4.       The Interstellar Expanse of Man: Unknown to most on Earth, the empire of man at one time ranged across the Galaxy, having expanded to include hundreds of inhabitable worlds. The network of this ancient empire was powered by the Transitional Gates that allowed creatures to move freely from one world to the next with minimal cost. It was only when the ancient humans discovered the threat of the Old Ones and their minions from beyond the universe itself that they shut the gate down to keep mankind and his allies safe.

The old Interstellar Empire lasted for tens of thousands of years before they realized that the transitional gates were weakening the boundary between universes.....and even then, it wasn't util the first "exonauts" to try and explore what lay beyond the expanse of the universal membranes discovered that the neighboring universe was an all consuming force known only as Azathoth, which had been quietly harvesting the near-infinite souls of other universes, that they were warned of the threat. But it was too late. 

The Reaver of Worlds
5.       Hydroska and the Whispering Kingdoms: Today, in the pleasant kingdom of Hydroska which is said by many to be the greatest kingdom in all of the Whispering Kingdoms, the men of the land know something is amiss, as new dark cults awaken to the call of strange gods, and the oracles and mystics feel the power of magic returning to them, a gift of the almost forgotten immortals.
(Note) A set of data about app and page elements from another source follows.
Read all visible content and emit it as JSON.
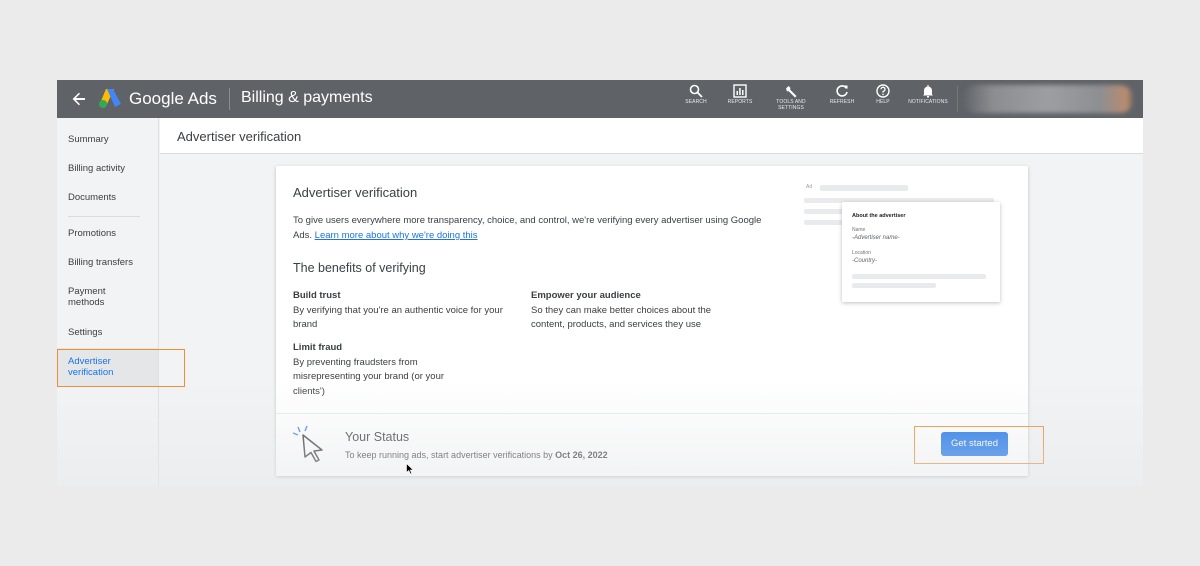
{
  "header": {
    "brand": "Google Ads",
    "section_title": "Billing & payments",
    "tools": [
      {
        "label": "SEARCH",
        "icon": "search-icon"
      },
      {
        "label": "REPORTS",
        "icon": "reports-icon"
      },
      {
        "label": "TOOLS AND SETTINGS",
        "icon": "wrench-icon"
      },
      {
        "label": "REFRESH",
        "icon": "refresh-icon"
      },
      {
        "label": "HELP",
        "icon": "help-icon"
      },
      {
        "label": "NOTIFICATIONS",
        "icon": "bell-icon"
      }
    ]
  },
  "sidebar": {
    "items": [
      {
        "label": "Summary"
      },
      {
        "label": "Billing activity"
      },
      {
        "label": "Documents"
      },
      {
        "label": "Promotions"
      },
      {
        "label": "Billing transfers"
      },
      {
        "label": "Payment methods"
      },
      {
        "label": "Settings"
      },
      {
        "label": "Advertiser verification"
      }
    ],
    "active_index": 7
  },
  "content": {
    "page_title": "Advertiser verification",
    "card": {
      "title": "Advertiser verification",
      "intro": "To give users everywhere more transparency, choice, and control, we're verifying every advertiser using Google Ads.",
      "learn_more": "Learn more about why we're doing this",
      "benefits_title": "The benefits of verifying",
      "benefits": [
        {
          "heading": "Build trust",
          "text": "By verifying that you're an authentic voice for your brand"
        },
        {
          "heading": "Empower your audience",
          "text": "So they can make better choices about the content, products, and services they use"
        },
        {
          "heading": "Limit fraud",
          "text": "By preventing fraudsters from misrepresenting your brand (or your clients')"
        }
      ],
      "preview": {
        "ad_label": "Ad",
        "title": "About the advertiser",
        "name_label": "Name",
        "name_value": "-Advertiser name-",
        "location_label": "Location",
        "location_value": "-Country-"
      },
      "status": {
        "title": "Your Status",
        "text_prefix": "To keep running ads, start advertiser verifications by",
        "deadline": "Oct 26, 2022",
        "button": "Get started"
      }
    }
  },
  "colors": {
    "topbar": "#5f6368",
    "primary": "#1a73e8",
    "highlight": "#f08c32",
    "logo_blue": "#4285f4",
    "logo_yellow": "#fbbc04",
    "logo_green": "#34a853"
  }
}
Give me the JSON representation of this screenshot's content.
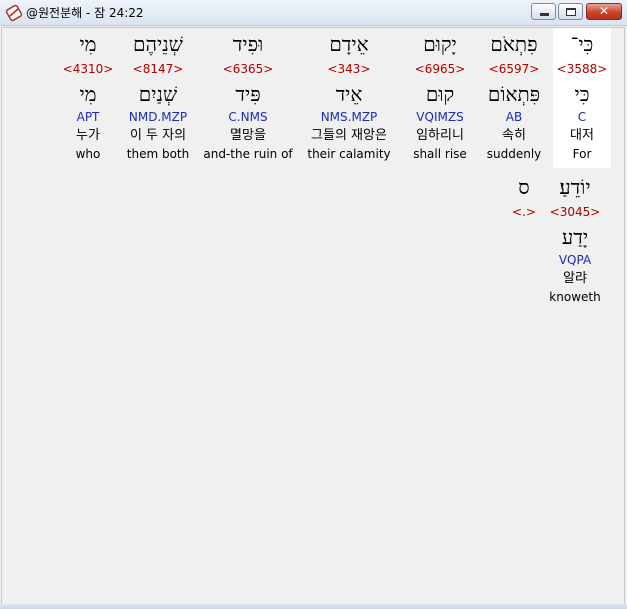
{
  "window": {
    "title": "@원전분해 - 잠 24:22",
    "close_symbol": "✕"
  },
  "words": [
    {
      "heb": "כִּי־",
      "strong": "<3588>",
      "lemma": "כִּי",
      "morph": "C",
      "korean": "대저",
      "english": "For"
    },
    {
      "heb": "פִתְאֹם",
      "strong": "<6597>",
      "lemma": "פִּתְאוֹם",
      "morph": "AB",
      "korean": "속히",
      "english": "suddenly"
    },
    {
      "heb": "יָקוּם",
      "strong": "<6965>",
      "lemma": "קוּם",
      "morph": "VQIMZS",
      "korean": "임하리니",
      "english": "shall rise"
    },
    {
      "heb": "אֵידָם",
      "strong": "<343>",
      "lemma": "אֵיד",
      "morph": "NMS.MZP",
      "korean": "그들의 재앙은",
      "english": "their calamity"
    },
    {
      "heb": "וּפִיד",
      "strong": "<6365>",
      "lemma": "פִּיד",
      "morph": "C.NMS",
      "korean": "멸망을",
      "english": "and-the ruin of"
    },
    {
      "heb": "שְׁנֵיהֶם",
      "strong": "<8147>",
      "lemma": "שְׁנַיִם",
      "morph": "NMD.MZP",
      "korean": "이 두 자의",
      "english": "them both"
    },
    {
      "heb": "מִי",
      "strong": "<4310>",
      "lemma": "מִי",
      "morph": "APT",
      "korean": "누가",
      "english": "who"
    },
    {
      "heb": "יוֹדֵעַ׃",
      "strong": "<3045>",
      "lemma": "יָדַע",
      "morph": "VQPA",
      "korean": "알랴",
      "english": "knoweth"
    },
    {
      "heb": "ס",
      "strong": "<.>",
      "lemma": "",
      "morph": "",
      "korean": "",
      "english": ""
    }
  ]
}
The king sends out a call: will any adventurers stand up who can take the challenge of the Immortals, the prophetic declaration made by his own daughter as she channeled their power, declaring that the strongest of Hydroska would stop the forces of darkness and the vile Star Banshees?

Hydroska is a smallish realm on a large continent that was formed when North and South America mashed together, and not long after a vast array of extinction-level planet killer asteroids ripped the solar system apart untold ages ago. Despite this, the ruins of untold eons dot the landscape, and there are many strange myths and folklore of "those who came before." The men of Hydroska do sense the antiquity of their world....but few truly understand the magnitude of it.

6.       Transitional Gates (World Gates): These are the relics of the Ancient Men, left behind when they ascended to the heavens. With the return of magic and the rise of darkness some of these portals can be reactivated with the right process, ritual or sacrifice. The portals open up into strange and terrible worlds of mystery, each one a doorway to another planet across the Galaxy, or sometimes another terrifying dimension entirely.

 In the lands of Hydroska and its neighboring kingdoms of the Whispering Kingdoms, the World Gates as they are known are both a boon and a bane. Gates sometimes have keepers who know how to open the portals to other worlds. Sometimes those worlds contain other civilizations, and a brisk trade can begin....other times they contain dead worlds, or lands filled with beasts or conquering armies. There are perhaps three dozen known World Gates in the Whispering Kingdoms, but its the many, many more buried in the underlands and hidden in ancient ruins that most fear. Wizards, in their incessant desire for power, have found that the World Gates are the quickest means to finding the ancient patrons which can teach them dark magic. It is considered a heresy and crime punishable by death to awaken a World Gate in secrecy, but the practice is exceedingly common.

Lord Garon of Hydroska
 In this world of the Whispering Kingdoms are young heroes made...through blood and sweat only the strongest and sturdiest will survive, and even then they may yet face a greater doom if they hear the pleading call of the Immortals to stave off the endless armies of darkness that lurk beyond the edge of the stars....